|Taking advantage of a late tee time Kyle Stanley shot 66 to take a one stroke lead. (Sam Greenwood/Getty Images)|
Delighted to be 5 under par at the midway point of the windy
A few hours later, his lead was gone.
The gusts of more than 20 miles per hour abated some, and Kyle Stanley took advantage with his late tee time yesterday, shooting a 4-under 66 for a one-stroke lead over Sabbatini.
Stanley, seeking his first PGA Tour title, was at 6-under 134. Sabbatini shot a 64, matching the tournament’s best round since it moved to PGA National in 2007.
Charl Schwartzel was third at 3 under after a 69, and Ricky Barnes (68), Jerry Kelly (67), Stuart Appleby (70), and Tommy Gainey (67) were 2 under.
Stanley had six birdies, including three in a row, to offset two bogeys. He was 1 under on holes 15 through 17, the daunting stretch known as the Bear Trap.
“The wind probably wasn’t as strong as it was Thursday,’’ Stanley said. “Late in my round it wasn’t really a factor.’’
Stanley, 23, played at Clemson, turned pro in 2009 and had a career-best 13th-place finish last week in the Mayakoba Golf Classic.
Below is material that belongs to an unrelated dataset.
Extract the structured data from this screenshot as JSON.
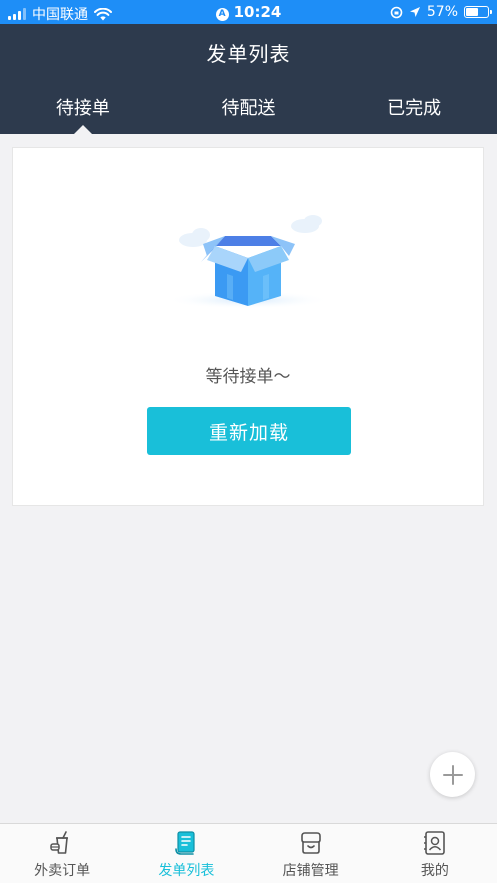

“I feel like I’ve been playing well all year but haven’t quite put four good rounds together,’’ he said. “I’m getting better, and that’s the main thing.’’
Among those five shots behind at 1 under were Lee Westwood, who fell to No. 2 in the rankings this week behind Martin Kaymer, and first-round leader Spencer Levin. Westwood shot a 69, and Levin a 72.
Matt Kuchar’s tour-best streak of 153 consecutive holes without a three-putt ended, but he shot a 70 and was also 1 under. He won the tournament in 2002.
The cut was at 6 over, highest on the tour this year. But the scores improved in the second round to an average of 72.3, compared with 73.9 in the opening round.
“It was much tougher Thursday morning than it was this afternoon,’’ Kelly said. “On Thursday you couldn’t hear anything; it was like a freight train coming through. Today you could hear people talking and things like that.’’
The wind was still stout yesterday morning, however, and had many players scrambling. Defending champion Camilo Villegas missed the cut, shooting a 78 that put him 17 over. Mike Weir had four double bogeys and a triple en route to a career-worst 85, leaving him 22 over.
Frank Chirkinian, the longtime golf producer for
Chirkinian died yesterday at his home in North Palm Beach, Fla., after a long bout with lung cancer, his son said. He was surrounded by friends and family.